● **Task prompt**: In the records below, some lines contain the word "Small". Copy each of them.

═════ Records for this exercise

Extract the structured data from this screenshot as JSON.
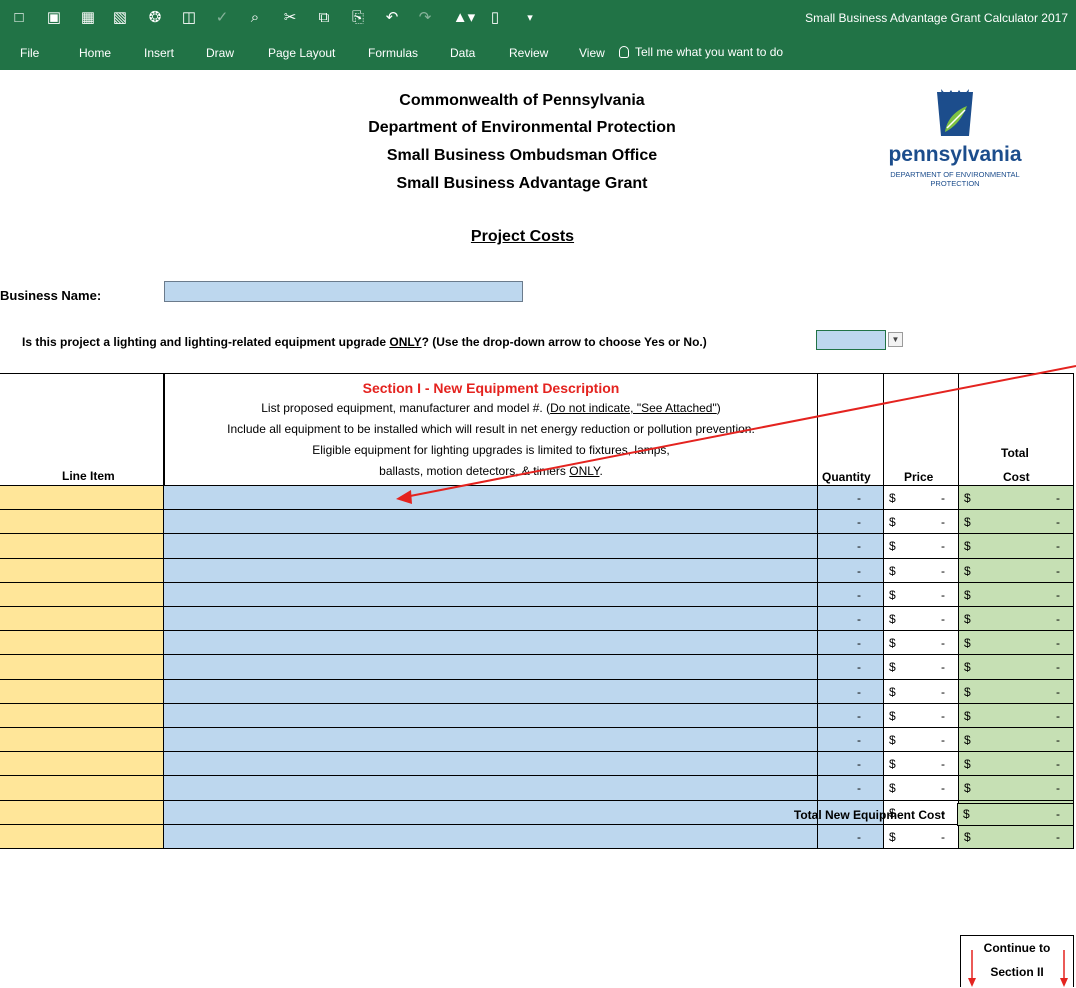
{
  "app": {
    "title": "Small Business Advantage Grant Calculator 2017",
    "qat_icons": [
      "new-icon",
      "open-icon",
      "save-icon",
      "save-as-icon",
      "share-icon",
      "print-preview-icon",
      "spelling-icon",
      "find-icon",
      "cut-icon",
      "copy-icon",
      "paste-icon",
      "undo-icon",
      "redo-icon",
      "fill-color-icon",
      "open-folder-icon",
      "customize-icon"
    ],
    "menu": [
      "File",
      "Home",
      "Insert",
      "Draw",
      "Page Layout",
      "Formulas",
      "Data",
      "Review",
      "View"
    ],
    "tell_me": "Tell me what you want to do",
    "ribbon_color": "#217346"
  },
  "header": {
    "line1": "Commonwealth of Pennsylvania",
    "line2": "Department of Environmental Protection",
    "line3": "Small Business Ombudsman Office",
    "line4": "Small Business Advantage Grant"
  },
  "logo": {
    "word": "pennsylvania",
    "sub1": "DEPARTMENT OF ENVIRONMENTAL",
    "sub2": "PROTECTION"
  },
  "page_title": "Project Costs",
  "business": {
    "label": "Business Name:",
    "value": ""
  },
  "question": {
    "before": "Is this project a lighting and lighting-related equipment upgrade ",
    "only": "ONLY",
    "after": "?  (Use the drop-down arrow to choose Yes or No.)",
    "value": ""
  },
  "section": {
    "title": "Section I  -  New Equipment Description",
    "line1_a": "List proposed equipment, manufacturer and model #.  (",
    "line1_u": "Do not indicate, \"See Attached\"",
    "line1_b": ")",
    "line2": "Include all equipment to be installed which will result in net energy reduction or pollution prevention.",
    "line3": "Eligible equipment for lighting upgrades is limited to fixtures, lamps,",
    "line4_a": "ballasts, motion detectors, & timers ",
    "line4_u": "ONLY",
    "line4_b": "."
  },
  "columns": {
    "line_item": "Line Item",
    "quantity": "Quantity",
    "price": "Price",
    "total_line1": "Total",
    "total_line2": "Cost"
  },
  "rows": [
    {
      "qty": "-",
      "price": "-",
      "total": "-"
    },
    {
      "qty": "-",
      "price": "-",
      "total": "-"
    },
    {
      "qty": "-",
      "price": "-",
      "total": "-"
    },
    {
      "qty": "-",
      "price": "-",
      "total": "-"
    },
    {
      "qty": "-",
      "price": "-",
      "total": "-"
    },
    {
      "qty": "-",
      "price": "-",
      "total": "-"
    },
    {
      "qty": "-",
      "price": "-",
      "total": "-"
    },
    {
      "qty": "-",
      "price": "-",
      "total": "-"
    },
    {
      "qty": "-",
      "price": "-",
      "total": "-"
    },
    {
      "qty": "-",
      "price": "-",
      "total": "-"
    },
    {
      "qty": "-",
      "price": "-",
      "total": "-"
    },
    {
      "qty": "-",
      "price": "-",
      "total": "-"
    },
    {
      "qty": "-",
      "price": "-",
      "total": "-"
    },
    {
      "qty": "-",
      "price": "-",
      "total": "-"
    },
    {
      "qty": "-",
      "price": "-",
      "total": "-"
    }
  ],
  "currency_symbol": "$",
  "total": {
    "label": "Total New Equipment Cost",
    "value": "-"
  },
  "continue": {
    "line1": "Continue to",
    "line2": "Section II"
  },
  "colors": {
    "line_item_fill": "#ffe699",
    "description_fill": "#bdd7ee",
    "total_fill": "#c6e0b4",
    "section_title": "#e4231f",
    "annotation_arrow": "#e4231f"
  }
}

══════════
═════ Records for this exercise

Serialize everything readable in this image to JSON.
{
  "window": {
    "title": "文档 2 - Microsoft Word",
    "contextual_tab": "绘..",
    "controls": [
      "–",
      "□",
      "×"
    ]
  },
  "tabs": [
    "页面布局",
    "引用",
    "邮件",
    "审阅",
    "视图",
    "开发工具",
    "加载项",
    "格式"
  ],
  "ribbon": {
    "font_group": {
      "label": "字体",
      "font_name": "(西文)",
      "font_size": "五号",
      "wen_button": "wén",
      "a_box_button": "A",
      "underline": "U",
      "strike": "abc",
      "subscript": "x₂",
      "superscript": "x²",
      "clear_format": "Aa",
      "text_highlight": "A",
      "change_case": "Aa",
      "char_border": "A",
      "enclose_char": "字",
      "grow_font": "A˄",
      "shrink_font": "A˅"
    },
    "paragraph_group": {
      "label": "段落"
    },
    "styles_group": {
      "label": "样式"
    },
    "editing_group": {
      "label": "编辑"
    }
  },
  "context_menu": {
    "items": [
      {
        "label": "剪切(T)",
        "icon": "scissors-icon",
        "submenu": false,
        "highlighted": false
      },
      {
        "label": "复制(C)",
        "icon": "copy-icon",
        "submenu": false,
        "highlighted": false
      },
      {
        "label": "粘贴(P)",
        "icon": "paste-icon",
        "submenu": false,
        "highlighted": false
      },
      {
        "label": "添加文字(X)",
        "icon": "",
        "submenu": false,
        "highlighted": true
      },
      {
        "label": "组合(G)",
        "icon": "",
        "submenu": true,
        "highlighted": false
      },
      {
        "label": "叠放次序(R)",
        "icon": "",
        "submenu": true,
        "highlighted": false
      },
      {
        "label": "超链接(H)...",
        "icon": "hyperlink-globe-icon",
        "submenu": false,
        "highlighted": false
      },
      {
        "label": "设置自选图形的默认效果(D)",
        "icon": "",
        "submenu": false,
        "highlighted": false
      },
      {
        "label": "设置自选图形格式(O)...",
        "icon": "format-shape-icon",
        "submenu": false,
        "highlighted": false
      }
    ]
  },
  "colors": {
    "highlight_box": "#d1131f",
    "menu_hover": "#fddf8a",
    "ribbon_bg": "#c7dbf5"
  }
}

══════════

● **Output for this exercise**:
    "title": "Small Business Advantage Grant Calculator 2017",
    "line3": "Small Business Ombudsman Office",
    "line4": "Small Business Advantage Grant"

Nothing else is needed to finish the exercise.